***** Records for this task *****
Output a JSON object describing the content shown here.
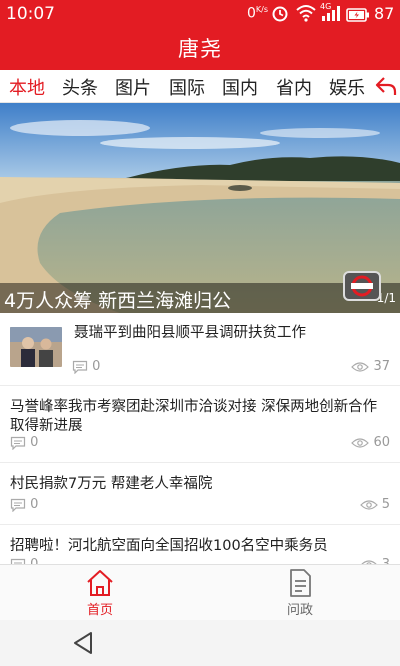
{
  "status_bar": {
    "time": "10:07",
    "net_speed": "0",
    "net_unit": "K/s",
    "signal_label": "4G",
    "battery": "87"
  },
  "app": {
    "title": "唐尧"
  },
  "tabs": [
    {
      "label": "本地",
      "active": true
    },
    {
      "label": "头条",
      "active": false
    },
    {
      "label": "图片",
      "active": false
    },
    {
      "label": "国际",
      "active": false
    },
    {
      "label": "国内",
      "active": false
    },
    {
      "label": "省内",
      "active": false
    },
    {
      "label": "娱乐",
      "active": false
    }
  ],
  "hero": {
    "caption": "4万人众筹 新西兰海滩归公",
    "counter": "1/1"
  },
  "news": [
    {
      "title": "聂瑞平到曲阳县顺平县调研扶贫工作",
      "comments": "0",
      "views": "37",
      "has_thumb": true
    },
    {
      "title": "马誉峰率我市考察团赴深圳市洽谈对接 深保两地创新合作取得新进展",
      "comments": "0",
      "views": "60",
      "has_thumb": false
    },
    {
      "title": "村民捐款7万元 帮建老人幸福院",
      "comments": "0",
      "views": "5",
      "has_thumb": false
    },
    {
      "title": "招聘啦！河北航空面向全国招收100名空中乘务员",
      "comments": "0",
      "views": "3",
      "has_thumb": false
    }
  ],
  "bottom_nav": [
    {
      "label": "首页",
      "icon": "home-icon",
      "active": true
    },
    {
      "label": "问政",
      "icon": "document-icon",
      "active": false
    }
  ],
  "colors": {
    "accent": "#e31c23",
    "muted": "#999999"
  }
}
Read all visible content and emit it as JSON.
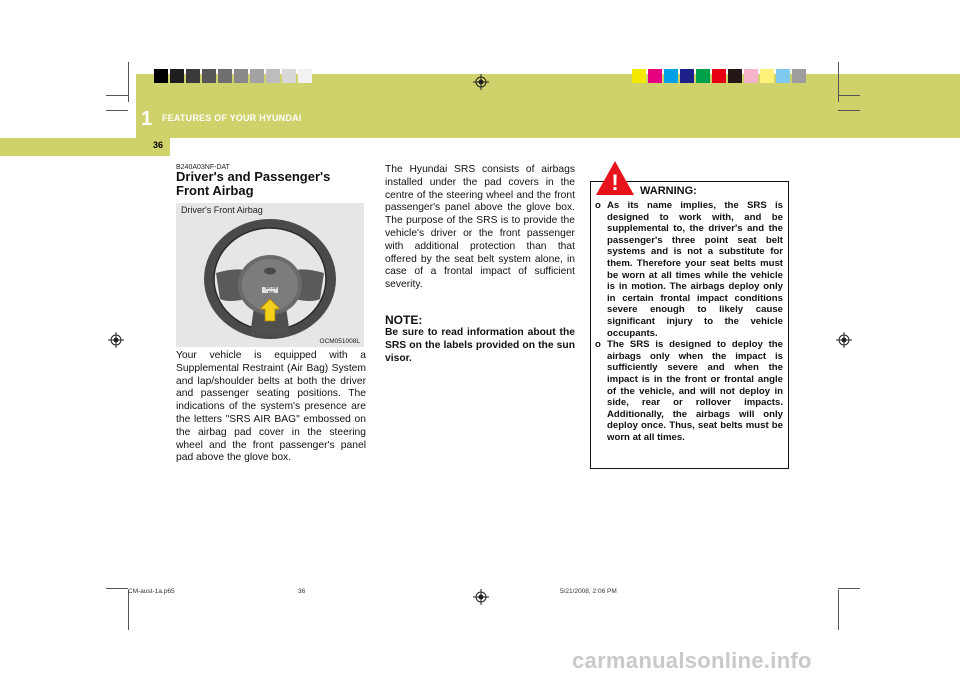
{
  "header": {
    "chapter_number": "1",
    "chapter_title": "FEATURES OF YOUR HYUNDAI",
    "page_number": "36"
  },
  "colors": {
    "band": "#cfd16a",
    "gray_swatches": [
      "#000000",
      "#1e1e1e",
      "#3a3a3a",
      "#555555",
      "#6f6f6f",
      "#888888",
      "#a3a3a3",
      "#bdbdbd",
      "#d8d8d8",
      "#f2f2f2"
    ],
    "color_swatches": [
      "#f2e800",
      "#e6007e",
      "#00a0e9",
      "#1d2088",
      "#00a04a",
      "#e60012",
      "#231815",
      "#f6b3c9",
      "#fff27a",
      "#7fc8ef",
      "#9d9d9d"
    ]
  },
  "section": {
    "code": "B240A03NF-DAT",
    "title": "Driver's and Passenger's Front Airbag"
  },
  "figure": {
    "label": "Driver's Front Airbag",
    "code": "OCM051008L",
    "hub_text": "SRS AIR BAG"
  },
  "col1_text": "Your vehicle is equipped with a Supplemental Restraint (Air Bag) System and lap/shoulder belts at both the driver and passenger seating positions. The indications of the system's presence are the letters \"SRS AIR BAG\" embossed on the airbag pad cover in the steering wheel and the front passenger's panel pad above the glove box.",
  "col2_text": "The Hyundai SRS consists of airbags installed under the pad covers in the centre of the steering wheel and the front passenger's panel above the glove box. The purpose of the SRS is to provide the vehicle's driver or the front passenger with additional protection than that offered by the seat belt system alone, in case of a frontal impact of sufficient severity.",
  "note": {
    "heading": "NOTE:",
    "text": "Be sure to read information about the SRS on the labels provided on the sun visor."
  },
  "warning": {
    "icon": "!",
    "title": "WARNING:",
    "items": [
      {
        "bullet": "o",
        "text": "As its name implies, the SRS is designed to work with, and be supplemental to, the driver's and the passenger's three point seat belt systems and is not a substitute for them. Therefore your seat belts must be worn at all times while the vehicle is in motion. The airbags deploy only in certain frontal impact conditions severe enough to likely cause significant injury to the vehicle occupants."
      },
      {
        "bullet": "o",
        "text": "The SRS is designed to deploy the airbags only when the impact is sufficiently severe and when the impact is in the front or frontal angle of the vehicle, and will not deploy in side, rear or rollover impacts. Additionally, the airbags will only deploy once. Thus, seat belts must be worn at all times."
      }
    ]
  },
  "footer": {
    "file": "CM-aust-1a.p65",
    "page": "36",
    "date": "5/21/2008, 2:06 PM"
  },
  "watermark": "carmanualsonline.info"
}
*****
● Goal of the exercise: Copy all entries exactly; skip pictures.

● Exercise output:
Output a JSON object describing the content shown here.
{
  "status_bar": {
    "time": "10:07",
    "net_speed": "0",
    "net_unit": "K/s",
    "signal_label": "4G",
    "battery": "87"
  },
  "app": {
    "title": "唐尧"
  },
  "tabs": [
    {
      "label": "本地",
      "active": true
    },
    {
      "label": "头条",
      "active": false
    },
    {
      "label": "图片",
      "active": false
    },
    {
      "label": "国际",
      "active": false
    },
    {
      "label": "国内",
      "active": false
    },
    {
      "label": "省内",
      "active": false
    },
    {
      "label": "娱乐",
      "active": false
    }
  ],
  "hero": {
    "caption": "4万人众筹 新西兰海滩归公",
    "counter": "1/1"
  },
  "news": [
    {
      "title": "聂瑞平到曲阳县顺平县调研扶贫工作",
      "comments": "0",
      "views": "37",
      "has_thumb": true
    },
    {
      "title": "马誉峰率我市考察团赴深圳市洽谈对接 深保两地创新合作取得新进展",
      "comments": "0",
      "views": "60",
      "has_thumb": false
    },
    {
      "title": "村民捐款7万元 帮建老人幸福院",
      "comments": "0",
      "views": "5",
      "has_thumb": false
    },
    {
      "title": "招聘啦！河北航空面向全国招收100名空中乘务员",
      "comments": "0",
      "views": "3",
      "has_thumb": false
    }
  ],
  "bottom_nav": [
    {
      "label": "首页",
      "icon": "home-icon",
      "active": true
    },
    {
      "label": "问政",
      "icon": "document-icon",
      "active": false
    }
  ],
  "colors": {
    "accent": "#e31c23",
    "muted": "#999999"
  }
}
Read all visible content and emit it as JSON.
{
  "header": {
    "chapter_number": "1",
    "chapter_title": "FEATURES OF YOUR HYUNDAI",
    "page_number": "36"
  },
  "colors": {
    "band": "#cfd16a",
    "gray_swatches": [
      "#000000",
      "#1e1e1e",
      "#3a3a3a",
      "#555555",
      "#6f6f6f",
      "#888888",
      "#a3a3a3",
      "#bdbdbd",
      "#d8d8d8",
      "#f2f2f2"
    ],
    "color_swatches": [
      "#f2e800",
      "#e6007e",
      "#00a0e9",
      "#1d2088",
      "#00a04a",
      "#e60012",
      "#231815",
      "#f6b3c9",
      "#fff27a",
      "#7fc8ef",
      "#9d9d9d"
    ]
  },
  "section": {
    "code": "B240A03NF-DAT",
    "title": "Driver's and Passenger's Front Airbag"
  },
  "figure": {
    "label": "Driver's Front Airbag",
    "code": "OCM051008L",
    "hub_text": "SRS AIR BAG"
  },
  "col1_text": "Your vehicle is equipped with a Supplemental Restraint (Air Bag) System and lap/shoulder belts at both the driver and passenger seating positions. The indications of the system's presence are the letters \"SRS AIR BAG\" embossed on the airbag pad cover in the steering wheel and the front passenger's panel pad above the glove box.",
  "col2_text": "The Hyundai SRS consists of airbags installed under the pad covers in the centre of the steering wheel and the front passenger's panel above the glove box. The purpose of the SRS is to provide the vehicle's driver or the front passenger with additional protection than that offered by the seat belt system alone, in case of a frontal impact of sufficient severity.",
  "note": {
    "heading": "NOTE:",
    "text": "Be sure to read information about the SRS on the labels provided on the sun visor."
  },
  "warning": {
    "icon": "!",
    "title": "WARNING:",
    "items": [
      {
        "bullet": "o",
        "text": "As its name implies, the SRS is designed to work with, and be supplemental to, the driver's and the passenger's three point seat belt systems and is not a substitute for them. Therefore your seat belts must be worn at all times while the vehicle is in motion. The airbags deploy only in certain frontal impact conditions severe enough to likely cause significant injury to the vehicle occupants."
      },
      {
        "bullet": "o",
        "text": "The SRS is designed to deploy the airbags only when the impact is sufficiently severe and when the impact is in the front or frontal angle of the vehicle, and will not deploy in side, rear or rollover impacts. Additionally, the airbags will only deploy once. Thus, seat belts must be worn at all times."
      }
    ]
  },
  "footer": {
    "file": "CM-aust-1a.p65",
    "page": "36",
    "date": "5/21/2008, 2:06 PM"
  },
  "watermark": "carmanualsonline.info"
}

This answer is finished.